== Given data

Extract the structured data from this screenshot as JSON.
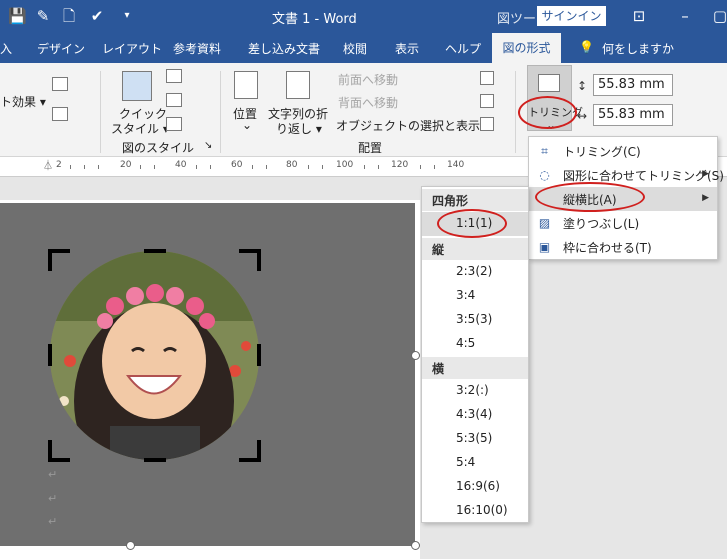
{
  "titlebar": {
    "title": "文書 1  -  Word",
    "context_tab": "図ツー",
    "signin_label": "サインイン",
    "qat_more": "▾"
  },
  "tabs": {
    "items": [
      "入",
      "デザイン",
      "レイアウト",
      "参考資料",
      "差し込み文書",
      "校閲",
      "表示",
      "ヘルプ"
    ],
    "active": "図の形式",
    "tellme": "何をしますか"
  },
  "ribbon": {
    "effects_label": "ト効果 ▾",
    "quick_style_line1": "クイック",
    "quick_style_line2": "スタイル ▾",
    "picture_styles_group": "図のスタイル",
    "position_label": "位置",
    "position_arrow": "⌄",
    "wrap_line1": "文字列の折",
    "wrap_line2": "り返し ▾",
    "bring_forward": "前面へ移動",
    "send_backward": "背面へ移動",
    "selection_pane": "オブジェクトの選択と表示",
    "arrange_group": "配置",
    "crop_label": "トリミング",
    "crop_arrow": "⌄",
    "height_value": "55.83 mm",
    "width_value": "55.83 mm"
  },
  "ruler": {
    "labels": [
      "2",
      "20",
      "40",
      "60",
      "80",
      "100",
      "120",
      "140"
    ]
  },
  "crop_menu": {
    "items": [
      {
        "label": "トリミング(C)",
        "icon": "crop-icon",
        "arrow": ""
      },
      {
        "label": "図形に合わせてトリミング(S)",
        "icon": "shape-crop-icon",
        "arrow": "▶"
      },
      {
        "label": "縦横比(A)",
        "icon": "",
        "arrow": "▶"
      },
      {
        "label": "塗りつぶし(L)",
        "icon": "fill-icon",
        "arrow": ""
      },
      {
        "label": "枠に合わせる(T)",
        "icon": "fit-icon",
        "arrow": ""
      }
    ]
  },
  "aspect_menu": {
    "square_header": "四角形",
    "square_items": [
      "1:1(1)"
    ],
    "portrait_header": "縦",
    "portrait_items": [
      "2:3(2)",
      "3:4",
      "3:5(3)",
      "4:5"
    ],
    "landscape_header": "横",
    "landscape_items": [
      "3:2(:)",
      "4:3(4)",
      "5:3(5)",
      "5:4",
      "16:9(6)",
      "16:10(0)"
    ]
  },
  "colors": {
    "word_blue": "#2b579a",
    "highlight": "#dcdcdc",
    "annotation_red": "#d0201e"
  }
}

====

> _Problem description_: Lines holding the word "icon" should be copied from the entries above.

> _Result of this exercise_:
        "icon": "crop-icon",
        "icon": "shape-crop-icon",
        "icon": "",
        "icon": "fill-icon",
        "icon": "fit-icon",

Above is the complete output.